The enthusiasm for solar energy is heating up across the globe.
Canadian Solar (NASDAQ: CSIQ), an Ontario-based company that produces solar panels in China, has announced its plan to open a photovoltaic cell factory in Suzhou, China.
This new plant will be located just 8km – or in more American terms, 5 miles – from an existing Canadian Solar cell plant.
This is the result of an agreement between Canadian Solar, the Suzhou New District Economic Development Group Corporation, and Suzhou Science and Technology City Development Company, Ltd.
The solar cell manufacturing plant will be designed to have a yearly output of 600 megawatts.
The goal is to have the plant completed by 2012.
Shawn Qu, Chairman of Canadian Solar, believes “This is a major development, as we move toward more substantial wafer, cell and module integration.”
The ultimate target, he says, is to use this to “meet higher customer demand levels.”
A rise in customer demand? This can only mean a growing market for solar energy.
The new plant will use ELPS cell technology, a revolutionary way of making solar components that can actually raise cell efficiencies to as high as 19.5%.
This plan closely followed an earlier Canadian Solar agreement with GCL-Poly Energy Holdings Ltd. (HK: 3800), a polysilicon production company, to build a wafer production plant.
The wafer plant, also to be built in Suzhou, China, will have an output of 600 megawatts.
Shawn Qu and the rest of Canadian Solar hope combining this output with that of the solar cell plant will boost annual output to as much as 1.2 or even closer to 2 gigawatts.

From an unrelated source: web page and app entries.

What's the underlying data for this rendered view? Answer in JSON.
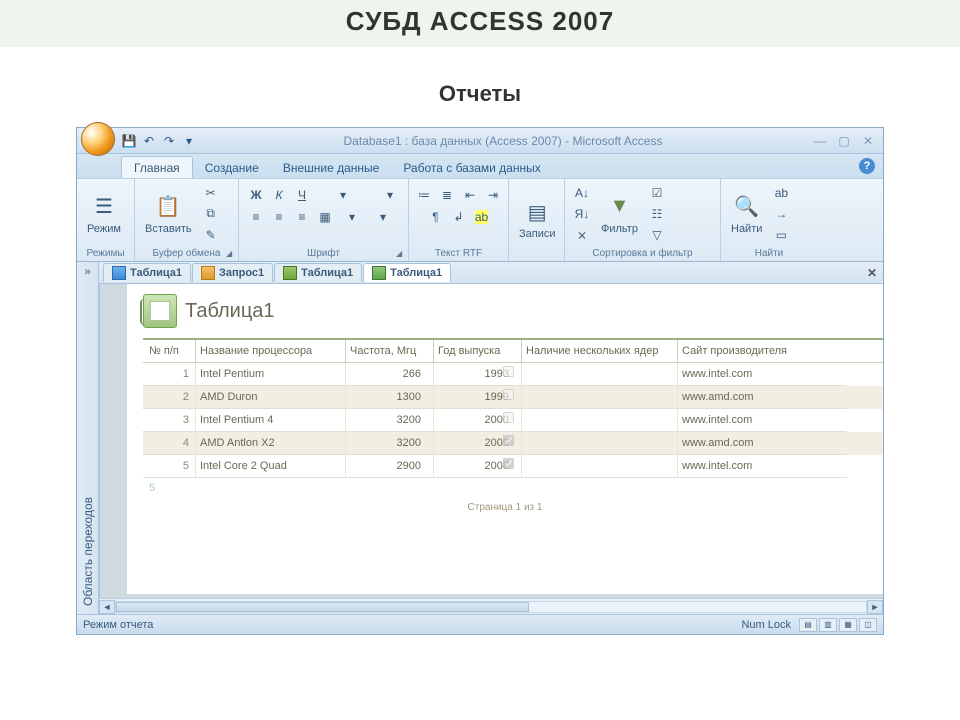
{
  "slide": {
    "title": "СУБД ACCESS 2007",
    "subtitle": "Отчеты"
  },
  "window": {
    "title": "Database1 : база данных (Access 2007)  -  Microsoft Access"
  },
  "qat": {
    "save": "💾",
    "undo": "↶",
    "redo": "↷",
    "dropdown": "▾"
  },
  "tabs": {
    "home": "Главная",
    "create": "Создание",
    "external": "Внешние данные",
    "dbtools": "Работа с базами данных"
  },
  "ribbon": {
    "views_group": "Режимы",
    "view_btn": "Режим",
    "clipboard_group": "Буфер обмена",
    "paste_btn": "Вставить",
    "font_group": "Шрифт",
    "richtext_group": "Текст RTF",
    "records_group": "",
    "records_btn": "Записи",
    "sortfilter_group": "Сортировка и фильтр",
    "filter_btn": "Фильтр",
    "find_group": "Найти",
    "find_btn": "Найти"
  },
  "nav_pane": {
    "toggle": "»",
    "label": "Область переходов"
  },
  "doc_tabs": [
    {
      "label": "Таблица1",
      "icon": "table"
    },
    {
      "label": "Запрос1",
      "icon": "query"
    },
    {
      "label": "Таблица1",
      "icon": "table2"
    },
    {
      "label": "Таблица1",
      "icon": "report",
      "active": true
    }
  ],
  "report": {
    "title": "Таблица1",
    "columns": {
      "c1": "№ п/п",
      "c2": "Название процессора",
      "c3": "Частота, Мгц",
      "c4": "Год выпуска",
      "c5": "Наличие нескольких ядер",
      "c6": "Сайт производителя"
    },
    "rows": [
      {
        "n": "1",
        "name": "Intel Pentium",
        "freq": "266",
        "year": "1993",
        "multi": false,
        "site": "www.intel.com"
      },
      {
        "n": "2",
        "name": "AMD Duron",
        "freq": "1300",
        "year": "1999",
        "multi": false,
        "site": "www.amd.com"
      },
      {
        "n": "3",
        "name": "Intel Pentium 4",
        "freq": "3200",
        "year": "2000",
        "multi": false,
        "site": "www.intel.com"
      },
      {
        "n": "4",
        "name": "AMD Antlon X2",
        "freq": "3200",
        "year": "2005",
        "multi": true,
        "site": "www.amd.com"
      },
      {
        "n": "5",
        "name": "Intel Core 2 Quad",
        "freq": "2900",
        "year": "2008",
        "multi": true,
        "site": "www.intel.com"
      }
    ],
    "trailing_count": "5",
    "footer": "Страница 1 из 1"
  },
  "status": {
    "mode": "Режим отчета",
    "numlock": "Num Lock"
  }
}
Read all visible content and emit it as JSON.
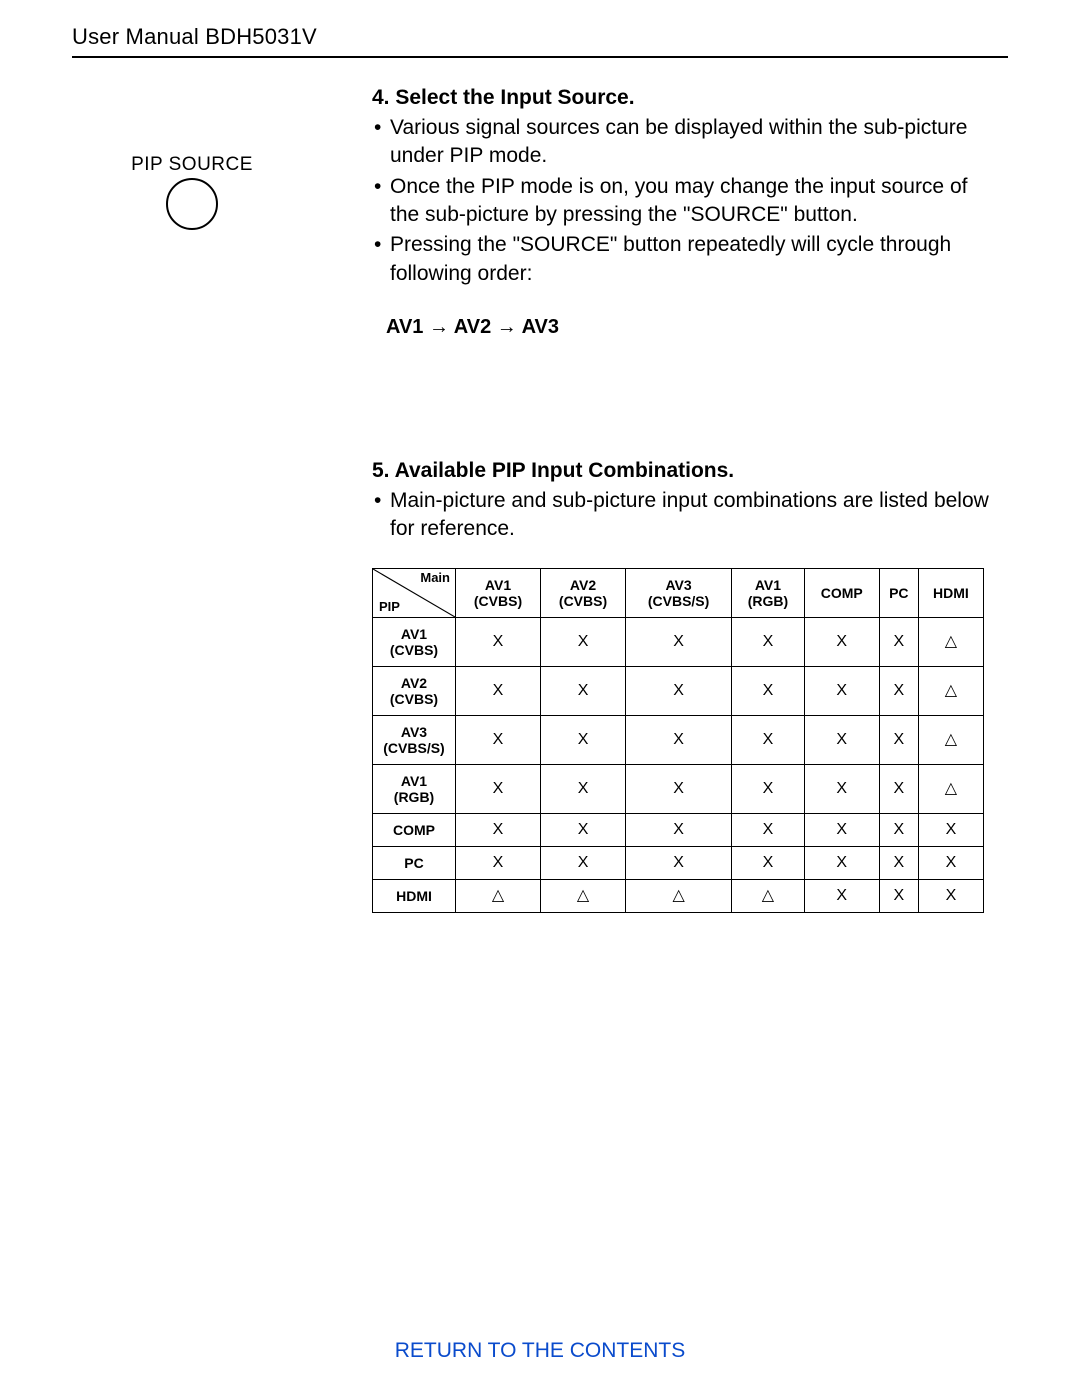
{
  "header": {
    "title": "User Manual BDH5031V"
  },
  "left": {
    "pip_source_label": "PIP SOURCE"
  },
  "section4": {
    "heading": "4. Select the Input Source.",
    "bullets": [
      "Various signal sources can be displayed within the sub-picture under PIP mode.",
      "Once the PIP mode is on, you may change the input source of the sub-picture by pressing the \"SOURCE\" button.",
      "Pressing the \"SOURCE\" button repeatedly will cycle through following order:"
    ],
    "order_formula": "AV1 → AV2 → AV3"
  },
  "section5": {
    "heading": "5. Available PIP Input Combinations.",
    "intro": "Main-picture and sub-picture input combinations are listed below for reference."
  },
  "pip_table": {
    "diag_top": "Main",
    "diag_bottom": "PIP",
    "columns": [
      {
        "l1": "AV1",
        "l2": "(CVBS)"
      },
      {
        "l1": "AV2",
        "l2": "(CVBS)"
      },
      {
        "l1": "AV3",
        "l2": "(CVBS/S)"
      },
      {
        "l1": "AV1",
        "l2": "(RGB)"
      },
      {
        "l1": "COMP",
        "l2": ""
      },
      {
        "l1": "PC",
        "l2": ""
      },
      {
        "l1": "HDMI",
        "l2": ""
      }
    ],
    "rows": [
      {
        "head_l1": "AV1",
        "head_l2": "(CVBS)",
        "cells": [
          "X",
          "X",
          "X",
          "X",
          "X",
          "X",
          "△"
        ]
      },
      {
        "head_l1": "AV2",
        "head_l2": "(CVBS)",
        "cells": [
          "X",
          "X",
          "X",
          "X",
          "X",
          "X",
          "△"
        ]
      },
      {
        "head_l1": "AV3",
        "head_l2": "(CVBS/S)",
        "cells": [
          "X",
          "X",
          "X",
          "X",
          "X",
          "X",
          "△"
        ]
      },
      {
        "head_l1": "AV1",
        "head_l2": "(RGB)",
        "cells": [
          "X",
          "X",
          "X",
          "X",
          "X",
          "X",
          "△"
        ]
      },
      {
        "head_l1": "COMP",
        "head_l2": "",
        "cells": [
          "X",
          "X",
          "X",
          "X",
          "X",
          "X",
          "X"
        ]
      },
      {
        "head_l1": "PC",
        "head_l2": "",
        "cells": [
          "X",
          "X",
          "X",
          "X",
          "X",
          "X",
          "X"
        ]
      },
      {
        "head_l1": "HDMI",
        "head_l2": "",
        "cells": [
          "△",
          "△",
          "△",
          "△",
          "X",
          "X",
          "X"
        ]
      }
    ]
  },
  "footer": {
    "return_link": "RETURN TO THE CONTENTS"
  }
}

That’s a pretty substantial energy output.
It seems that the Germany’s not the only country going green.
Or should I say yellow?
That’s all for now,